And before anyone passes judgement on me and says “well, you must have done something to deserve this.” My answer is, perhaps I did. But I have no idea what it is. I have begged for an explanation. I have offered to attend therapy. I have offered to pay for the sessions. I have suggested a mediator. And I have been stonewalled at every turn. Not once have I claimed perfection or innocence. I have openly told my mother and daughters that I will face any kind of music to open a path to reconciliation. The offers have been ignored. So too have my desperate pleas for an explanation. The harder I tried, the more extremes they took to cut me off. Their silence is particularly cruel because the one way my ex-stepfather used to abuse me was to give me the silent treatment. So, silence is very triggering for me. And open communication is extremely important. But that does not matter to any of them either.
So, on this, my mother’s 80th birthday, I am sure she is having a wonderful celebration. My daughters will dote on her. She will spend her day with the family I gave her. She is content and will live out her golden years blissfully ignorant and clearly uncaring of the permanent damage she has caused me. I on the other hand will live with the damage and the pain for the rest of my remaining years. My mother’s legacies are abandonment, dysfunction, denial, lies, and heartbreak. She has two other children and two ex-husbands to attest to that. But my kids think she’s a sweet old lady and I am the wicked witch of the West.
My brother warned me 40 years ago that I viewed our mother with rose-coloured glasses. I ignored him. Look where it got me. Now my daughters have donned those glasses, and they are casting their same damaging spell on a third and fourth generation of my family. I forgave and accepted but ended up judged and rejected. I wish I had shattered those glasses 40 years ago!

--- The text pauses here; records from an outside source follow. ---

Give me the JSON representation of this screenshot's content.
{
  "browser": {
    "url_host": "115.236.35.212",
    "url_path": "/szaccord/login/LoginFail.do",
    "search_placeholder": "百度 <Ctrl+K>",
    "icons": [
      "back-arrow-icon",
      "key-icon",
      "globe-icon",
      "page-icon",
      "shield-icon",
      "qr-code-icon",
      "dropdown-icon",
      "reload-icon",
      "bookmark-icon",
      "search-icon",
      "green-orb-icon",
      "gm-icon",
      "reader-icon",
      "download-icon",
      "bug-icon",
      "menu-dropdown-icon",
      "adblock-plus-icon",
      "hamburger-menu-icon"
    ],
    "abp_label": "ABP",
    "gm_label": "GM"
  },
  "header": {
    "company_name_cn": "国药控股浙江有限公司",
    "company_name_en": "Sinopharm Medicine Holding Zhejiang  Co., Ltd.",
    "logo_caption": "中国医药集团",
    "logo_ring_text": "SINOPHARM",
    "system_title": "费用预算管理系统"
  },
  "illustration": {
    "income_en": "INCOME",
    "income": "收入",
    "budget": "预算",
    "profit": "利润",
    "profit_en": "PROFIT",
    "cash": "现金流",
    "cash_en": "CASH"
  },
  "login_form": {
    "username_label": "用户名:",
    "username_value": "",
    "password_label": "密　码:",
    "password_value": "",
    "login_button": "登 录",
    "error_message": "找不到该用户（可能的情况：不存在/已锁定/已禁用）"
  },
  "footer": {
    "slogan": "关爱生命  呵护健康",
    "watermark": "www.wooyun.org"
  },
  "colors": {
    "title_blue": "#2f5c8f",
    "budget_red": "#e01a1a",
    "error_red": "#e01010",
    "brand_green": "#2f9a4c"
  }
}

I have been writing books about Hinduism and Buddhism over the last couple of months. Both religions believe strongly in karma and reincarnation. My mother is Christian, so she believes in heaven and hell. I am not sure what I believe, but as far as I can tell, if there is one, my mother is screwed in the afterlife. Happy 80th birthday Wendy.